Tick-Borne Diseases

The tick population is on the rise, which means tick-borne illnesses are, too. Ticks become infected with diseases by taking blood from infected animals. Humans can get sick if an infected tick bites them.

graphic image of a tickProtect Yourself

Michael R. Brown, DO, a family medicine physician with Meritas Health Park Plaza, offers this advice.

  • Apply a tick repellent with DEET to clothes and shoes
  • Wear long pants and long sleeves in wooded or brushy areas, or places with shrubs, bushes or tall grass
  • Check for ticks when you come inside
  • Toss outdoor clothes in the dryer; heat kills ticks
  • Shower with a washcloth and soap to dislodge any ticks

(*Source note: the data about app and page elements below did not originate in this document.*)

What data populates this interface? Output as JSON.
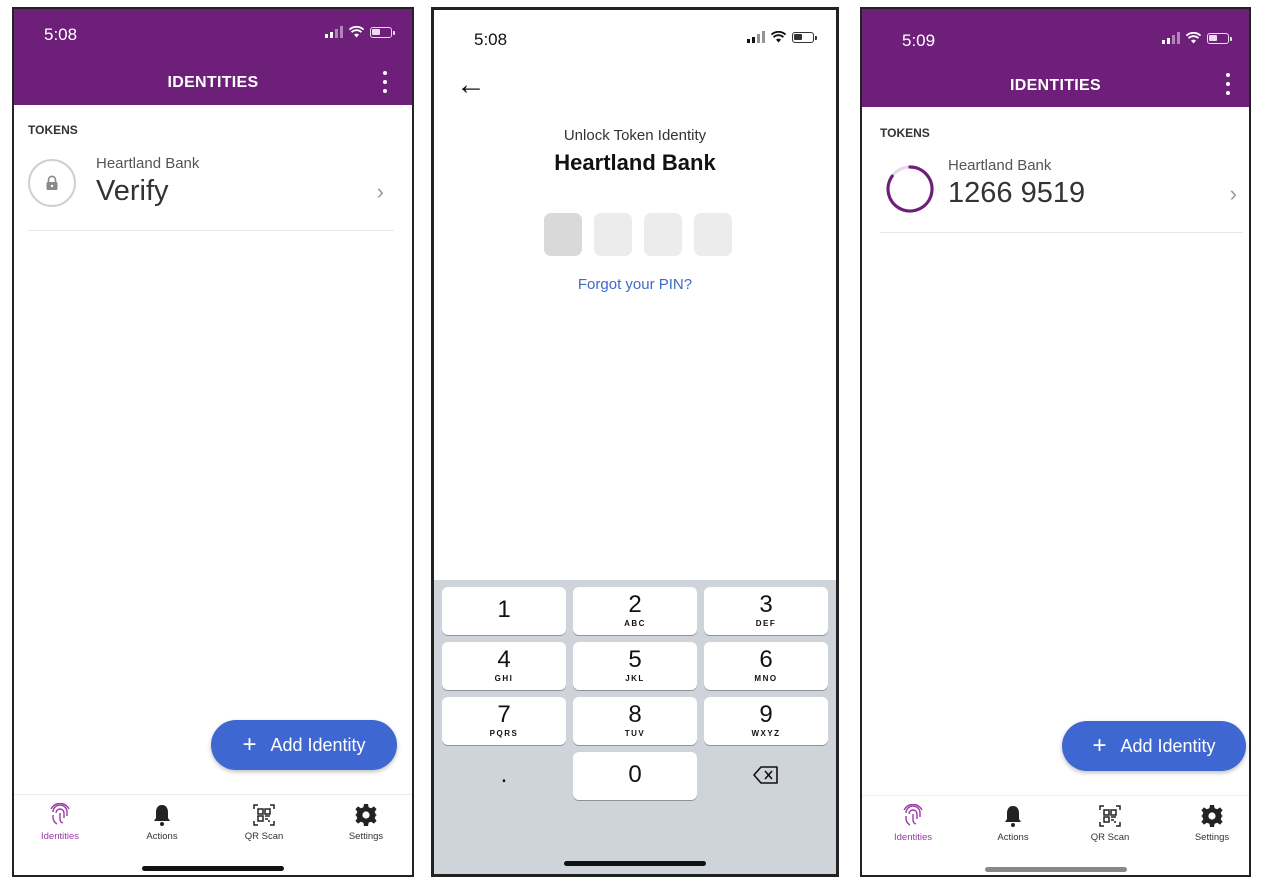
{
  "screen1": {
    "status_time": "5:08",
    "header_title": "IDENTITIES",
    "section_label": "TOKENS",
    "token": {
      "bank": "Heartland Bank",
      "value": "Verify",
      "state": "locked",
      "icon": "lock-icon"
    },
    "fab_label": "Add Identity",
    "tabs": [
      {
        "label": "Identities",
        "icon": "fingerprint-icon",
        "active": true
      },
      {
        "label": "Actions",
        "icon": "bell-icon",
        "active": false
      },
      {
        "label": "QR Scan",
        "icon": "qr-scan-icon",
        "active": false
      },
      {
        "label": "Settings",
        "icon": "gear-icon",
        "active": false
      }
    ]
  },
  "screen2": {
    "status_time": "5:08",
    "subtitle": "Unlock Token Identity",
    "title": "Heartland Bank",
    "pin_length": 4,
    "forgot_link": "Forgot your PIN?",
    "keys": [
      {
        "digit": "1",
        "letters": ""
      },
      {
        "digit": "2",
        "letters": "ABC"
      },
      {
        "digit": "3",
        "letters": "DEF"
      },
      {
        "digit": "4",
        "letters": "GHI"
      },
      {
        "digit": "5",
        "letters": "JKL"
      },
      {
        "digit": "6",
        "letters": "MNO"
      },
      {
        "digit": "7",
        "letters": "PQRS"
      },
      {
        "digit": "8",
        "letters": "TUV"
      },
      {
        "digit": "9",
        "letters": "WXYZ"
      },
      {
        "digit": ".",
        "letters": ""
      },
      {
        "digit": "0",
        "letters": ""
      }
    ]
  },
  "screen3": {
    "status_time": "5:09",
    "header_title": "IDENTITIES",
    "section_label": "TOKENS",
    "token": {
      "bank": "Heartland Bank",
      "value": "1266 9519",
      "state": "unlocked",
      "icon": "timer-ring-icon"
    },
    "fab_label": "Add Identity",
    "tabs": [
      {
        "label": "Identities",
        "icon": "fingerprint-icon",
        "active": true
      },
      {
        "label": "Actions",
        "icon": "bell-icon",
        "active": false
      },
      {
        "label": "QR Scan",
        "icon": "qr-scan-icon",
        "active": false
      },
      {
        "label": "Settings",
        "icon": "gear-icon",
        "active": false
      }
    ]
  },
  "colors": {
    "header": "#6e1f7a",
    "fab": "#3f67d1",
    "link": "#3e6ac9",
    "tab_active": "#9b3aa8",
    "keypad_bg": "#cfd3da"
  }
}
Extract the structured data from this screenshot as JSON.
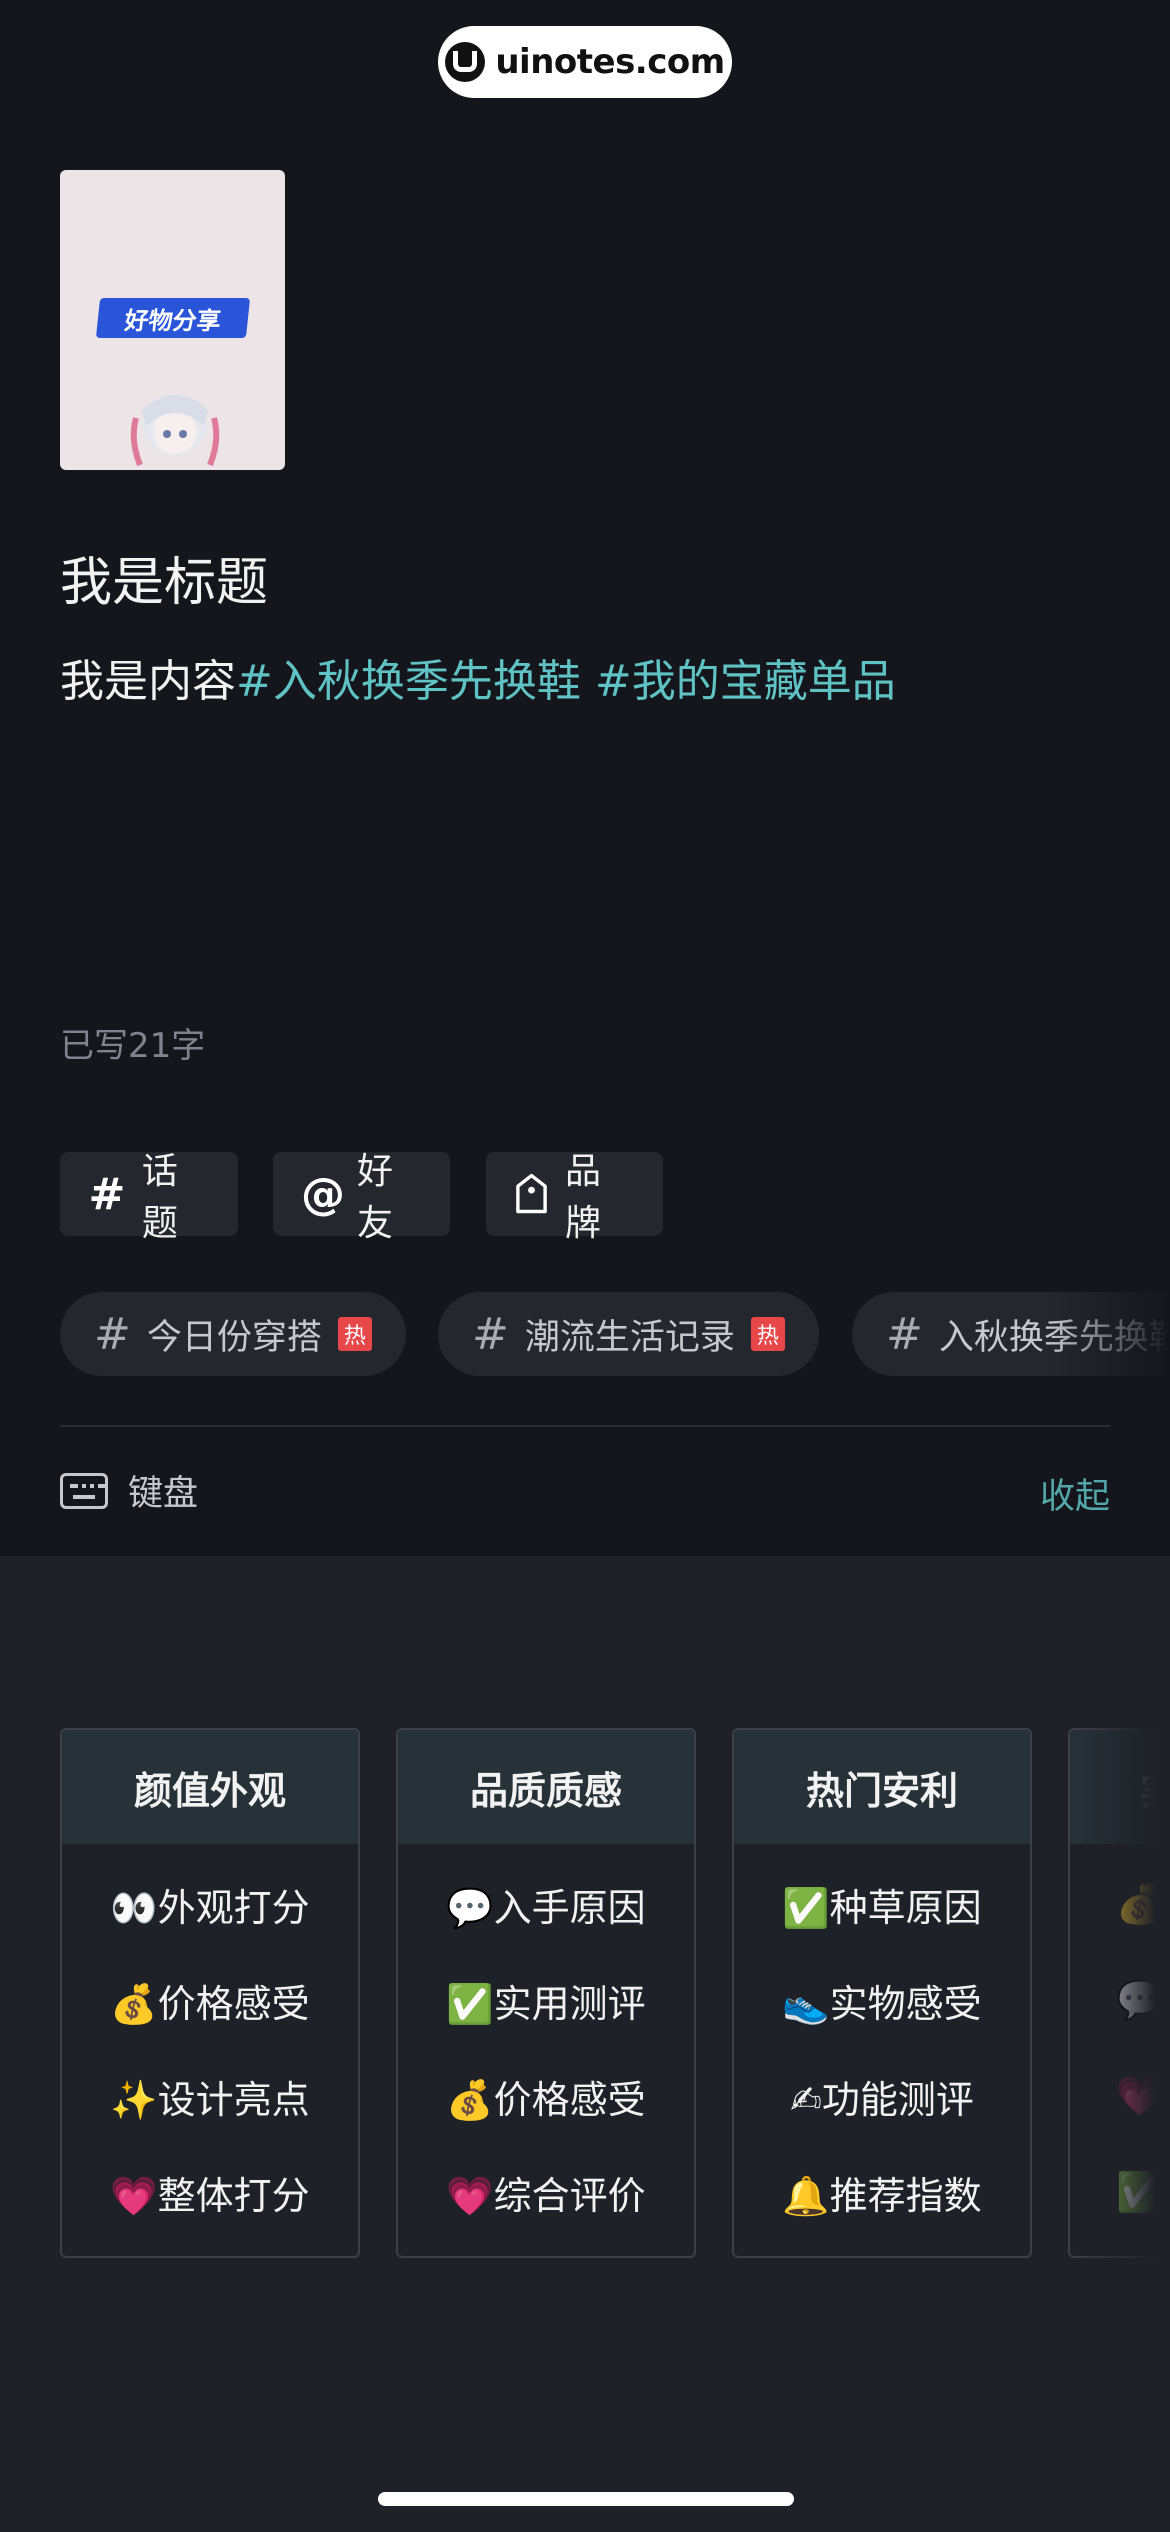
{
  "watermark": {
    "text": "uinotes.com"
  },
  "cover": {
    "banner_text": "好物分享"
  },
  "post": {
    "title": "我是标题",
    "content_prefix": "我是内容",
    "hashtags": [
      "#入秋换季先换鞋",
      "#我的宝藏单品"
    ],
    "char_count": "已写21字"
  },
  "toolbar": [
    {
      "icon": "hash-icon",
      "glyph": "#",
      "label": "话题"
    },
    {
      "icon": "at-icon",
      "glyph": "@",
      "label": "好友"
    },
    {
      "icon": "tag-icon",
      "glyph": "⌂",
      "label": "品牌"
    }
  ],
  "suggested_topics": [
    {
      "label": "今日份穿搭",
      "badge": "热"
    },
    {
      "label": "潮流生活记录",
      "badge": "热"
    },
    {
      "label": "入秋换季先换鞋",
      "badge": ""
    }
  ],
  "keyboard_bar": {
    "label": "键盘",
    "collapse": "收起"
  },
  "templates": [
    {
      "title": "颜值外观",
      "items": [
        "👀外观打分",
        "💰价格感受",
        "✨设计亮点",
        "💗整体打分"
      ]
    },
    {
      "title": "品质质感",
      "items": [
        "💬入手原因",
        "✅实用测评",
        "💰价格感受",
        "💗综合评价"
      ]
    },
    {
      "title": "热门安利",
      "items": [
        "✅种草原因",
        "👟实物感受",
        "✍功能测评",
        "🔔推荐指数"
      ]
    },
    {
      "title": "实",
      "items": [
        "💰",
        "💬",
        "💗",
        "✅"
      ]
    }
  ]
}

Best Removal Method

  • Don’t panic; most tick bites do not result in harmful infections
  • Grasp the tick close to the skin with fine-tipped tweezers
  • Pull straight up and out slowly so the mouth-parts don’t break off in the skin
  • Clean the area with rubbing alcohol, then wash it with soap and water
  • Dispose of a live tick by putting it in alcohol or a sealed bag; wrapping it tightly with tape; or flushing it down the toilet

When to Call the Doctor

Symptoms can appear days, even weeks, after a tick bite. Call your doctor if you have body aches, chills, fever, loss of appetite or rash.